The McHaney family has been pickling produce since they were young enough to remember. After working in Houston the couple decided to retire in Hearne, Texas and farm their own vegetables.
However, they quickly learned there was more profit in pickled produce.
According to the Texas Cottage Food Law passed in 2011, people can sell specific items from their home which include bread, jams, spices and cucumber pickles.
However, the law doesn’t include other types of pickled produce.
Unfortunately for the McHaney family cucumbers are not the easiest to grow on their land. "We don't do very well cucumbers on our place you know different crops have different homes," Jim McHaney said.
The law requires farmers to obtain a manufacturer’s license in order to sell pickled produce but the McHaney’s said it’s a lengthy expensive process.
Producers have to undergo training, install a commercial kitchen and pay fees.
A process Texas Department of State Health Services spokesperson Chris Van Deusen said ensures safety for consumers. “When you get into pickling and things that aren’t going to be refrigerated things that are going to be left on a shelf until they are opened that raises some health concerns,” said Van Deusen. “The reason for the law and the regulations are to keep consumer’s safe and of course that’s what we’re interested in we don’t want anybody to encounter an issue when they are going out and purchasing food.”
The McHaney’s filed suit against the Texas Department of State Health Services to change legislation to allow farmers to sell other pickled produce items without the license.

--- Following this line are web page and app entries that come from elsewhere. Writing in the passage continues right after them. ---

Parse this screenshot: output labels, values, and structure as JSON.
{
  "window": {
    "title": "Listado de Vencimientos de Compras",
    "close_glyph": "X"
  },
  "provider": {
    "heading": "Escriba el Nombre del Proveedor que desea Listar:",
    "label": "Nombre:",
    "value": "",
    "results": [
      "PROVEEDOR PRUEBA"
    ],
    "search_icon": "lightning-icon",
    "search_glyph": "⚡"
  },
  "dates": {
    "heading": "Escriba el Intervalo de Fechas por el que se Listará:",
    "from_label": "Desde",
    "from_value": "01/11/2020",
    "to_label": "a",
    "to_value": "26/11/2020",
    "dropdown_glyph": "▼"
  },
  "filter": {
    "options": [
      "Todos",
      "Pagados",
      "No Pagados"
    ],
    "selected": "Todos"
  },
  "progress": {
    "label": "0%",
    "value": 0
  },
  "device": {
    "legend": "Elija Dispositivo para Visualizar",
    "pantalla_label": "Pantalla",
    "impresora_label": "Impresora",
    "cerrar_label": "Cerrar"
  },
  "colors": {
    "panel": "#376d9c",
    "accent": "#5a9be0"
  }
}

They hope that through their lawsuit legislation can be changed not just for them but for all farmers.